- WHAT YOU NEED TO DO
Give every line of the material back exactly, images removed.

- RECORDS SHOWN
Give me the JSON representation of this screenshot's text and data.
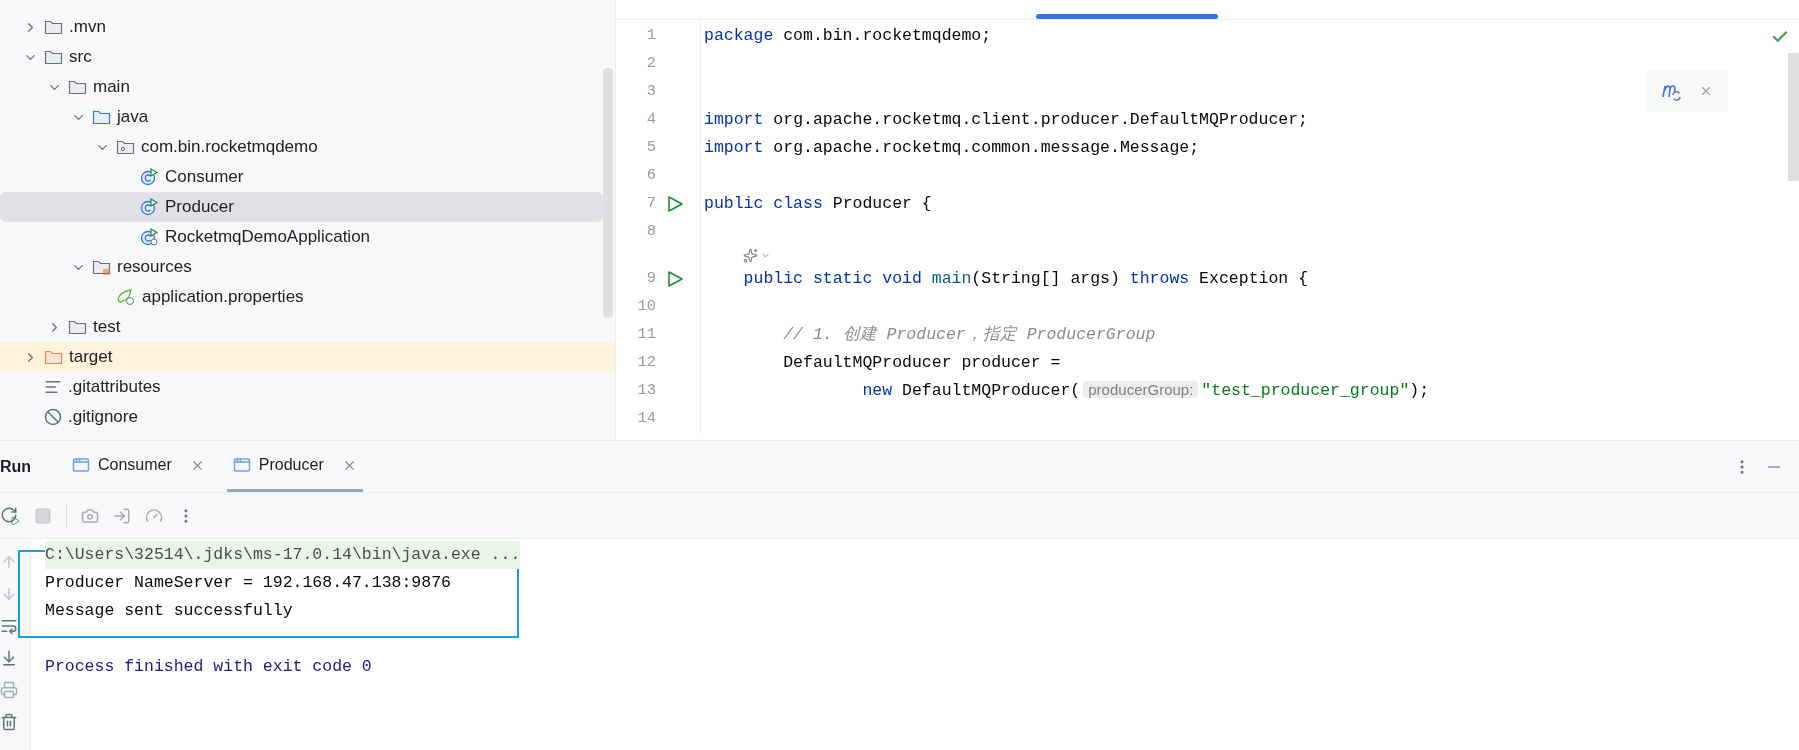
{
  "project_tree": [
    {
      "label": ".mvn",
      "kind": "folder",
      "expanded": false,
      "selected": false
    },
    {
      "label": "src",
      "kind": "folder",
      "expanded": true,
      "selected": false,
      "children": [
        {
          "label": "main",
          "kind": "folder",
          "expanded": true,
          "selected": false,
          "children": [
            {
              "label": "java",
              "kind": "source-folder",
              "expanded": true,
              "selected": false,
              "children": [
                {
                  "label": "com.bin.rocketmqdemo",
                  "kind": "package",
                  "expanded": true,
                  "selected": false,
                  "children": [
                    {
                      "label": "Consumer",
                      "kind": "class",
                      "selected": false
                    },
                    {
                      "label": "Producer",
                      "kind": "class",
                      "selected": true
                    },
                    {
                      "label": "RocketmqDemoApplication",
                      "kind": "app-class",
                      "selected": false
                    }
                  ]
                }
              ]
            },
            {
              "label": "resources",
              "kind": "resources-folder",
              "expanded": true,
              "selected": false,
              "children": [
                {
                  "label": "application.properties",
                  "kind": "properties",
                  "selected": false
                }
              ]
            }
          ]
        },
        {
          "label": "test",
          "kind": "folder",
          "expanded": false,
          "selected": false
        }
      ]
    },
    {
      "label": "target",
      "kind": "excluded-folder",
      "expanded": false,
      "selected": false
    },
    {
      "label": ".gitattributes",
      "kind": "text-file",
      "selected": false
    },
    {
      "label": ".gitignore",
      "kind": "ignore-file",
      "selected": false
    }
  ],
  "editor": {
    "lines": [
      {
        "number": "1",
        "runnable": false,
        "tokens": [
          {
            "kind": "keyword",
            "text": "package"
          },
          {
            "kind": "plain",
            "text": " com.bin.rocketmqdemo;"
          }
        ]
      },
      {
        "number": "2",
        "runnable": false
      },
      {
        "number": "3",
        "runnable": false
      },
      {
        "number": "4",
        "runnable": false,
        "tokens": [
          {
            "kind": "keyword",
            "text": "import"
          },
          {
            "kind": "plain",
            "text": " org.apache.rocketmq.client.producer.DefaultMQProducer;"
          }
        ]
      },
      {
        "number": "5",
        "runnable": false,
        "tokens": [
          {
            "kind": "keyword",
            "text": "import"
          },
          {
            "kind": "plain",
            "text": " org.apache.rocketmq.common.message.Message;"
          }
        ]
      },
      {
        "number": "6",
        "runnable": false
      },
      {
        "number": "7",
        "runnable": true,
        "tokens": [
          {
            "kind": "keyword",
            "text": "public class"
          },
          {
            "kind": "plain",
            "text": " Producer {"
          }
        ]
      },
      {
        "number": "8",
        "runnable": false,
        "inlay_after": true
      },
      {
        "number": "9",
        "runnable": true,
        "tokens": [
          {
            "kind": "keyword",
            "text": "    public static void"
          },
          {
            "kind": "method",
            "text": " main"
          },
          {
            "kind": "plain",
            "text": "(String[] args) "
          },
          {
            "kind": "keyword",
            "text": "throws"
          },
          {
            "kind": "plain",
            "text": " Exception {"
          }
        ]
      },
      {
        "number": "10",
        "runnable": false
      },
      {
        "number": "11",
        "runnable": false,
        "tokens": [
          {
            "kind": "comment",
            "text": "        // 1. 创建 Producer，指定 ProducerGroup"
          }
        ]
      },
      {
        "number": "12",
        "runnable": false,
        "tokens": [
          {
            "kind": "plain",
            "text": "        DefaultMQProducer producer ="
          }
        ]
      },
      {
        "number": "13",
        "runnable": false,
        "tokens": [
          {
            "kind": "keyword",
            "text": "                new"
          },
          {
            "kind": "plain",
            "text": " DefaultMQProducer("
          },
          {
            "kind": "hint",
            "text": "producerGroup:"
          },
          {
            "kind": "string",
            "text": "\"test_producer_group\""
          },
          {
            "kind": "plain",
            "text": ");"
          }
        ]
      },
      {
        "number": "14",
        "runnable": false
      }
    ]
  },
  "run_panel": {
    "title": "Run",
    "tabs": [
      {
        "label": "Consumer",
        "selected": false
      },
      {
        "label": "Producer",
        "selected": true
      }
    ],
    "console": [
      {
        "kind": "command",
        "text": "C:\\Users\\32514\\.jdks\\ms-17.0.14\\bin\\java.exe ..."
      },
      {
        "kind": "output",
        "text": "Producer NameServer = 192.168.47.138:9876"
      },
      {
        "kind": "output",
        "text": "Message sent successfully"
      },
      {
        "kind": "exit",
        "text": "Process finished with exit code 0"
      }
    ]
  }
}
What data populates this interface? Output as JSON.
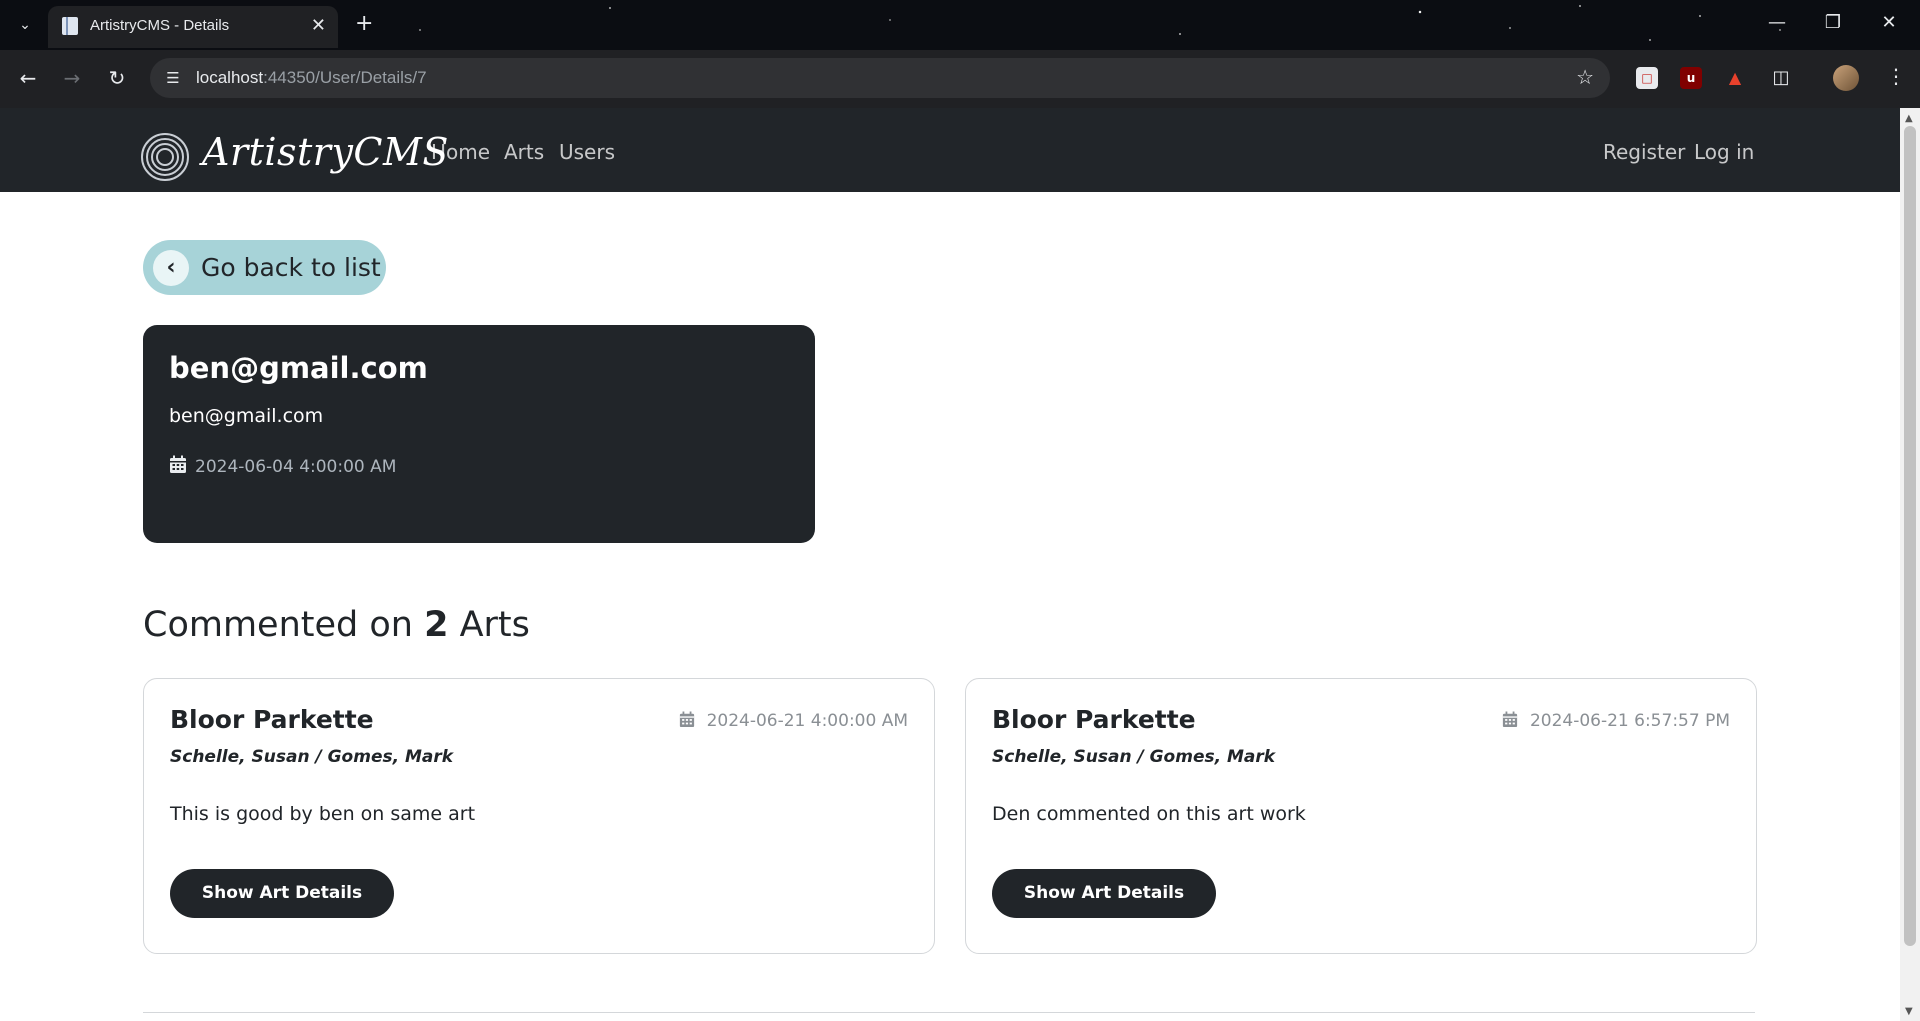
{
  "browser": {
    "tab_title": "ArtistryCMS - Details",
    "url_host": "localhost",
    "url_path": ":44350/User/Details/7"
  },
  "navbar": {
    "brand": "ArtistryCMS",
    "links": [
      "Home",
      "Arts",
      "Users"
    ],
    "auth_links": [
      "Register",
      "Log in"
    ]
  },
  "back_button": {
    "label": "Go back to list"
  },
  "user": {
    "title": "ben@gmail.com",
    "email": "ben@gmail.com",
    "date": "2024-06-04 4:00:00 AM"
  },
  "comments_section": {
    "prefix": "Commented on",
    "count": "2",
    "suffix": "Arts"
  },
  "arts": [
    {
      "title": "Bloor Parkette",
      "date": "2024-06-21 4:00:00 AM",
      "authors": "Schelle, Susan / Gomes, Mark",
      "comment": "This is good by ben on same art",
      "button": "Show Art Details"
    },
    {
      "title": "Bloor Parkette",
      "date": "2024-06-21 6:57:57 PM",
      "authors": "Schelle, Susan / Gomes, Mark",
      "comment": "Den commented on this art work",
      "button": "Show Art Details"
    }
  ]
}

- OUTPUT OF THE EXERCISE
Give me the JSON representation of this screenshot's text and data.
{
  "project_tree": [
    {
      "label": ".mvn",
      "kind": "folder",
      "expanded": false,
      "selected": false
    },
    {
      "label": "src",
      "kind": "folder",
      "expanded": true,
      "selected": false,
      "children": [
        {
          "label": "main",
          "kind": "folder",
          "expanded": true,
          "selected": false,
          "children": [
            {
              "label": "java",
              "kind": "source-folder",
              "expanded": true,
              "selected": false,
              "children": [
                {
                  "label": "com.bin.rocketmqdemo",
                  "kind": "package",
                  "expanded": true,
                  "selected": false,
                  "children": [
                    {
                      "label": "Consumer",
                      "kind": "class",
                      "selected": false
                    },
                    {
                      "label": "Producer",
                      "kind": "class",
                      "selected": true
                    },
                    {
                      "label": "RocketmqDemoApplication",
                      "kind": "app-class",
                      "selected": false
                    }
                  ]
                }
              ]
            },
            {
              "label": "resources",
              "kind": "resources-folder",
              "expanded": true,
              "selected": false,
              "children": [
                {
                  "label": "application.properties",
                  "kind": "properties",
                  "selected": false
                }
              ]
            }
          ]
        },
        {
          "label": "test",
          "kind": "folder",
          "expanded": false,
          "selected": false
        }
      ]
    },
    {
      "label": "target",
      "kind": "excluded-folder",
      "expanded": false,
      "selected": false
    },
    {
      "label": ".gitattributes",
      "kind": "text-file",
      "selected": false
    },
    {
      "label": ".gitignore",
      "kind": "ignore-file",
      "selected": false
    }
  ],
  "editor": {
    "lines": [
      {
        "number": "1",
        "runnable": false,
        "tokens": [
          {
            "kind": "keyword",
            "text": "package"
          },
          {
            "kind": "plain",
            "text": " com.bin.rocketmqdemo;"
          }
        ]
      },
      {
        "number": "2",
        "runnable": false
      },
      {
        "number": "3",
        "runnable": false
      },
      {
        "number": "4",
        "runnable": false,
        "tokens": [
          {
            "kind": "keyword",
            "text": "import"
          },
          {
            "kind": "plain",
            "text": " org.apache.rocketmq.client.producer.DefaultMQProducer;"
          }
        ]
      },
      {
        "number": "5",
        "runnable": false,
        "tokens": [
          {
            "kind": "keyword",
            "text": "import"
          },
          {
            "kind": "plain",
            "text": " org.apache.rocketmq.common.message.Message;"
          }
        ]
      },
      {
        "number": "6",
        "runnable": false
      },
      {
        "number": "7",
        "runnable": true,
        "tokens": [
          {
            "kind": "keyword",
            "text": "public class"
          },
          {
            "kind": "plain",
            "text": " Producer {"
          }
        ]
      },
      {
        "number": "8",
        "runnable": false,
        "inlay_after": true
      },
      {
        "number": "9",
        "runnable": true,
        "tokens": [
          {
            "kind": "keyword",
            "text": "    public static void"
          },
          {
            "kind": "method",
            "text": " main"
          },
          {
            "kind": "plain",
            "text": "(String[] args) "
          },
          {
            "kind": "keyword",
            "text": "throws"
          },
          {
            "kind": "plain",
            "text": " Exception {"
          }
        ]
      },
      {
        "number": "10",
        "runnable": false
      },
      {
        "number": "11",
        "runnable": false,
        "tokens": [
          {
            "kind": "comment",
            "text": "        // 1. 创建 Producer，指定 ProducerGroup"
          }
        ]
      },
      {
        "number": "12",
        "runnable": false,
        "tokens": [
          {
            "kind": "plain",
            "text": "        DefaultMQProducer producer ="
          }
        ]
      },
      {
        "number": "13",
        "runnable": false,
        "tokens": [
          {
            "kind": "keyword",
            "text": "                new"
          },
          {
            "kind": "plain",
            "text": " DefaultMQProducer("
          },
          {
            "kind": "hint",
            "text": "producerGroup:"
          },
          {
            "kind": "string",
            "text": "\"test_producer_group\""
          },
          {
            "kind": "plain",
            "text": ");"
          }
        ]
      },
      {
        "number": "14",
        "runnable": false
      }
    ]
  },
  "run_panel": {
    "title": "Run",
    "tabs": [
      {
        "label": "Consumer",
        "selected": false
      },
      {
        "label": "Producer",
        "selected": true
      }
    ],
    "console": [
      {
        "kind": "command",
        "text": "C:\\Users\\32514\\.jdks\\ms-17.0.14\\bin\\java.exe ..."
      },
      {
        "kind": "output",
        "text": "Producer NameServer = 192.168.47.138:9876"
      },
      {
        "kind": "output",
        "text": "Message sent successfully"
      },
      {
        "kind": "exit",
        "text": "Process finished with exit code 0"
      }
    ]
  }
}
What data populates this interface? Output as JSON.
{
  "browser": {
    "tab_title": "ArtistryCMS - Details",
    "url_host": "localhost",
    "url_path": ":44350/User/Details/7"
  },
  "navbar": {
    "brand": "ArtistryCMS",
    "links": [
      "Home",
      "Arts",
      "Users"
    ],
    "auth_links": [
      "Register",
      "Log in"
    ]
  },
  "back_button": {
    "label": "Go back to list"
  },
  "user": {
    "title": "ben@gmail.com",
    "email": "ben@gmail.com",
    "date": "2024-06-04 4:00:00 AM"
  },
  "comments_section": {
    "prefix": "Commented on",
    "count": "2",
    "suffix": "Arts"
  },
  "arts": [
    {
      "title": "Bloor Parkette",
      "date": "2024-06-21 4:00:00 AM",
      "authors": "Schelle, Susan / Gomes, Mark",
      "comment": "This is good by ben on same art",
      "button": "Show Art Details"
    },
    {
      "title": "Bloor Parkette",
      "date": "2024-06-21 6:57:57 PM",
      "authors": "Schelle, Susan / Gomes, Mark",
      "comment": "Den commented on this art work",
      "button": "Show Art Details"
    }
  ]
}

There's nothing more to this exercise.